Roberts signals no new money for farm bill, Stabenow notes savings
At a Senate Agriculture Committee field hearing on the next farm bill in Frankenmuth, Mich., on May 13, Senate Agriculture Committee Chairman Pat Roberts, R-Kan., signaled that he believes there will not be more money for the next farm bill.
After listening to 16 witnesses invited by Senate Agriculture ranking member Debbie Stabenow, D-Mich., Roberts said, “The reality is we are going to have to do more with less.”
For the second time at the hearing, Roberts said that the federal debt totals $19 trillion and added, “We can’t go on like this.”
In an opening statement, Stabenow noted that the Congressional Budget Office estimates that the 2014 farm bill will save $80 billion more than expected and that 500 groups have said there should be no additional cuts.
During a news conference following the hearing, Roberts said that each of the witnesses who came to Michigan State University’s Saginaw Valley Research and Extension Center had provided “valuable insights.”
“We were here to do one thing, listen,” Roberts said.
Farm groups have said there should be additional resources for the next farm bill and the House Agriculture Committee has said there should be “budget flexibility” to develop the next bill.
Then Roberts said, “Times are tough in farm country, I don’t know how many times we are going to have to say that to get the attention of the national media.

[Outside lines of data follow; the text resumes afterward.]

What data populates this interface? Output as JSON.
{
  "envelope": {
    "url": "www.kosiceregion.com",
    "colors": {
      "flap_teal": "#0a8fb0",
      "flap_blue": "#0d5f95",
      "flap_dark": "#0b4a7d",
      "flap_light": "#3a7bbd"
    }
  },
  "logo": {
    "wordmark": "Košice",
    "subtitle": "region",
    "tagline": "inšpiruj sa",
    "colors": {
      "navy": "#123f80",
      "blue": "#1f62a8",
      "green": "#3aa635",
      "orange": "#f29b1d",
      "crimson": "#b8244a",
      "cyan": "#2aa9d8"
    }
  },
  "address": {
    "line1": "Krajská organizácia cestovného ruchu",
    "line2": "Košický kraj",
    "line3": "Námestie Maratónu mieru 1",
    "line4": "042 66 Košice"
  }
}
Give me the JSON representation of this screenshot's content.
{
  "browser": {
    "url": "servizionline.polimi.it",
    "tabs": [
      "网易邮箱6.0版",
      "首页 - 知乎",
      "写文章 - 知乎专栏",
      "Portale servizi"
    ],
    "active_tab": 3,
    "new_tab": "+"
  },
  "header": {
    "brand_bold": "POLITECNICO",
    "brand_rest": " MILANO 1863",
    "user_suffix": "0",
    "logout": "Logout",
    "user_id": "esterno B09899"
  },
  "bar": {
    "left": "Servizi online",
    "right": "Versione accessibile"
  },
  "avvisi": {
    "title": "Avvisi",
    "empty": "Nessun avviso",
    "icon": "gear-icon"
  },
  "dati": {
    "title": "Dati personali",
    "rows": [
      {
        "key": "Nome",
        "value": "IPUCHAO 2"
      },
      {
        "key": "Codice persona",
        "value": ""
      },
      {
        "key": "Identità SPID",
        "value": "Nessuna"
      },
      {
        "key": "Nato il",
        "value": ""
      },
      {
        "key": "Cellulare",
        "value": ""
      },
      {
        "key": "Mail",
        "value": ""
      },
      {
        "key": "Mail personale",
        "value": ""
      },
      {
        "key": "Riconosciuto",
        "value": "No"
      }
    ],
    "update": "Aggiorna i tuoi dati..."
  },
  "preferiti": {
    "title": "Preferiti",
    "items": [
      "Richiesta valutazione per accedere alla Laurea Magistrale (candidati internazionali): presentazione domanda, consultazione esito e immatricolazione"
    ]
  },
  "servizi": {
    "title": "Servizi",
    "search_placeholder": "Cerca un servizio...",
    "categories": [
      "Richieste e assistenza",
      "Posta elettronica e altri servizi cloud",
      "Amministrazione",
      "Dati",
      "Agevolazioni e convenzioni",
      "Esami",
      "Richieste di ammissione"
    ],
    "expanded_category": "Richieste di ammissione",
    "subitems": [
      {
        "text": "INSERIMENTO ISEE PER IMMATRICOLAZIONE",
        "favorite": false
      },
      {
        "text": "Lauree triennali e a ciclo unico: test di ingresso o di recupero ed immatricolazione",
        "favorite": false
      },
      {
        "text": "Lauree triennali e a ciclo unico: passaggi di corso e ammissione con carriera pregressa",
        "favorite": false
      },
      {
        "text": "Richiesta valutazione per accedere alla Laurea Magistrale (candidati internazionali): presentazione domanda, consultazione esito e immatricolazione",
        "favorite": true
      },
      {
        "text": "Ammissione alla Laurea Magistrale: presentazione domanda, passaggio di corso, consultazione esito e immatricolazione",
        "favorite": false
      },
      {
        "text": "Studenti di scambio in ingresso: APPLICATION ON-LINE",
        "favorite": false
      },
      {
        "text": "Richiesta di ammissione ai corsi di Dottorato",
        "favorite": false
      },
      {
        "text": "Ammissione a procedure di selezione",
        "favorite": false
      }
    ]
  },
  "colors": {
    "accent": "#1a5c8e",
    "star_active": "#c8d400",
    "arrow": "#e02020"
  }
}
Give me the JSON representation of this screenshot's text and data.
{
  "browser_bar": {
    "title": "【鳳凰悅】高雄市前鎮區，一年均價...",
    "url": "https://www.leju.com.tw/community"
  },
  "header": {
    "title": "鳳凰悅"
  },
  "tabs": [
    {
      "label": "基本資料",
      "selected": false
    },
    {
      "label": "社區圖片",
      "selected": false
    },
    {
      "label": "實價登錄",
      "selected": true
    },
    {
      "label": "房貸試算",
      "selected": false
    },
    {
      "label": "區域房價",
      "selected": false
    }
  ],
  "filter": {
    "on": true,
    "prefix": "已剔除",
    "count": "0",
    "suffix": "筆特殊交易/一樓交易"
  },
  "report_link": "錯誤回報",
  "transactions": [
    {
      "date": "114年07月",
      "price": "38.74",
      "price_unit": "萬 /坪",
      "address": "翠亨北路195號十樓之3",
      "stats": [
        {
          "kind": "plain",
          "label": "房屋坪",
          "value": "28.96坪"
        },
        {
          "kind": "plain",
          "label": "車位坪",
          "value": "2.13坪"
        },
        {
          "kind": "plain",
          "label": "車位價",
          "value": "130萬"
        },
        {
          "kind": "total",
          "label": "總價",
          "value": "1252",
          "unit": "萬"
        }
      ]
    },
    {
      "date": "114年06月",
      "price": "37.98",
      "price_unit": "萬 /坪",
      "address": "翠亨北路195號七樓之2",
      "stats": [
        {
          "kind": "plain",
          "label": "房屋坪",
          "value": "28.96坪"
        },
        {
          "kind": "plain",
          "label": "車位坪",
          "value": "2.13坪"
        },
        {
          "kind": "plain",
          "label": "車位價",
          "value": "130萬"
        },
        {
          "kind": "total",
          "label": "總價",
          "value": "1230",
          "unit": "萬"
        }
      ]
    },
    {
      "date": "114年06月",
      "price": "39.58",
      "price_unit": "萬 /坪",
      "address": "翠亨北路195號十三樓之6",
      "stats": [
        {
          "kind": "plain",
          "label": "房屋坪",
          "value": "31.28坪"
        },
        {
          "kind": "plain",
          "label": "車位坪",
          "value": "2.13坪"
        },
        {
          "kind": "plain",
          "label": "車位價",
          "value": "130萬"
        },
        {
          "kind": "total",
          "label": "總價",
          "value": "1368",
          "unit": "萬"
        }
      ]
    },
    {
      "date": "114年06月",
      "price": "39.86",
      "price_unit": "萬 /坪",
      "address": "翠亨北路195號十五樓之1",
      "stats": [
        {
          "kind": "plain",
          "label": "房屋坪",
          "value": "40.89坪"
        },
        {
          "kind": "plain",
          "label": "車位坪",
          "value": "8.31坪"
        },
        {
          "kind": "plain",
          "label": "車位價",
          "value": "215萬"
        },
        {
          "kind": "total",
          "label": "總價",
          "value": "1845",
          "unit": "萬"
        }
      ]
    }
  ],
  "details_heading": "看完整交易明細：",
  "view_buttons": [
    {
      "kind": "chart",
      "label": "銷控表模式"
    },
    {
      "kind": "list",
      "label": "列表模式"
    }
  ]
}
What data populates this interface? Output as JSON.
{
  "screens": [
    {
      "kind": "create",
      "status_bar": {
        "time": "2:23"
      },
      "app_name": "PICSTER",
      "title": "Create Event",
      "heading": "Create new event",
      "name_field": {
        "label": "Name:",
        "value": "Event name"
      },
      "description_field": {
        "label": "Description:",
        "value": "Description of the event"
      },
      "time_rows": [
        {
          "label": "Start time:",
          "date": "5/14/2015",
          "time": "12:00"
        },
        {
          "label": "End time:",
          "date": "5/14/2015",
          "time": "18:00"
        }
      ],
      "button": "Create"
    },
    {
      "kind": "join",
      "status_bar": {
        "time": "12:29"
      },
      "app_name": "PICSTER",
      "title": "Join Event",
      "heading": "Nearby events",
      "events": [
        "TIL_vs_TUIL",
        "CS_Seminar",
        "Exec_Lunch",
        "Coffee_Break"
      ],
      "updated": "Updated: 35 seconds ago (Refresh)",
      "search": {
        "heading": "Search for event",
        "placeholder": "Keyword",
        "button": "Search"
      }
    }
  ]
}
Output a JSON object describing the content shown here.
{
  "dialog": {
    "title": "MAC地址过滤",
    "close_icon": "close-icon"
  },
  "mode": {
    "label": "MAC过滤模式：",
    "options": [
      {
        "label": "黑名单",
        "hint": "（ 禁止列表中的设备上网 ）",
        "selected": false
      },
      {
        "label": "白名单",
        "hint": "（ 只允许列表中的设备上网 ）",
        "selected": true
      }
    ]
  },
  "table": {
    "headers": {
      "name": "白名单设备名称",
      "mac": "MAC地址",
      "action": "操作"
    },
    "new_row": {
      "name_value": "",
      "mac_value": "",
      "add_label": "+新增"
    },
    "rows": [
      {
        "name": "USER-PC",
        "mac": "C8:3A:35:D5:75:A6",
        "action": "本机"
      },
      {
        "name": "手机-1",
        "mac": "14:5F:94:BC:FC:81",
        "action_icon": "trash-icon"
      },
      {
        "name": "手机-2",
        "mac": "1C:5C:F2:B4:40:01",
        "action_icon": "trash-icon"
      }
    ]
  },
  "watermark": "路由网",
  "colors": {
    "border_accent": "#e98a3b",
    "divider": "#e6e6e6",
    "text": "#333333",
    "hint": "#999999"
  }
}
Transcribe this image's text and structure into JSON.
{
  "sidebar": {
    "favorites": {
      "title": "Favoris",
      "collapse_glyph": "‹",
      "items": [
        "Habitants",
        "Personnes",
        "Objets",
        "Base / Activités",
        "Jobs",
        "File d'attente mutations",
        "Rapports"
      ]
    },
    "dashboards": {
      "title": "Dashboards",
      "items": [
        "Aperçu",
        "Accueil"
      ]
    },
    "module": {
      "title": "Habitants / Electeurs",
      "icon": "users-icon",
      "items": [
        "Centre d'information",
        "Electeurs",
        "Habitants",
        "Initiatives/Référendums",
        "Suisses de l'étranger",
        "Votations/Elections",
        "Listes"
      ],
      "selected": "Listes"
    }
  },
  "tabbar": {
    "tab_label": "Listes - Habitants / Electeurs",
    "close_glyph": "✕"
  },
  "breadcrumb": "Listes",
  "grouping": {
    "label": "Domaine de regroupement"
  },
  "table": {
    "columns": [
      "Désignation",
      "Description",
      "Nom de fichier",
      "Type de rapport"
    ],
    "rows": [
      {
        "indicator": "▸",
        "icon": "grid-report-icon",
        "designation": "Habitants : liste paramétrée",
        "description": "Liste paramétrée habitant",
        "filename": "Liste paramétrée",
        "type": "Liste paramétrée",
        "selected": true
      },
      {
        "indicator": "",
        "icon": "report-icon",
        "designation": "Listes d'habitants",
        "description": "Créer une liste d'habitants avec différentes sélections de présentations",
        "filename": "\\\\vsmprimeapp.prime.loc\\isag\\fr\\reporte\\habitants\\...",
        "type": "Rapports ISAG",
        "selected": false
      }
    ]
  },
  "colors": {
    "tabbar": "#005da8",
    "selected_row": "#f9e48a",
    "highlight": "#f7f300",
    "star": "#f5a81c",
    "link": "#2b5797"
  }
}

The credit situation is tightening, prices continue to be low.”
He also noted that Kansas has been going through “a rough patch” due to “Mother Nature” — a reference to the recent wildfires and a storm that appears to have devastated the winter wheat crop.
“Overregulation is a real problem,” said Roberts, who had reacted strongly when a farmer said that the Agriculture Department expects him to record wildlife that cross his property. Overregulation is a problem at USDA and throughout the federal government, Roberts said.
The hearing was running short on time because Roberts had to catch a plane, and he asked the second panel of witnesses for their ideas about flexibilities and efficiencies.
Members of the panel suggested allowing haying and grazing on Conservation Reserve Program land, access for additional groups to the Connect America fund, combining local, regional and urban agriculture programs and more cooperation among providers of food aid to low-income people might all make the farm bill more efficient.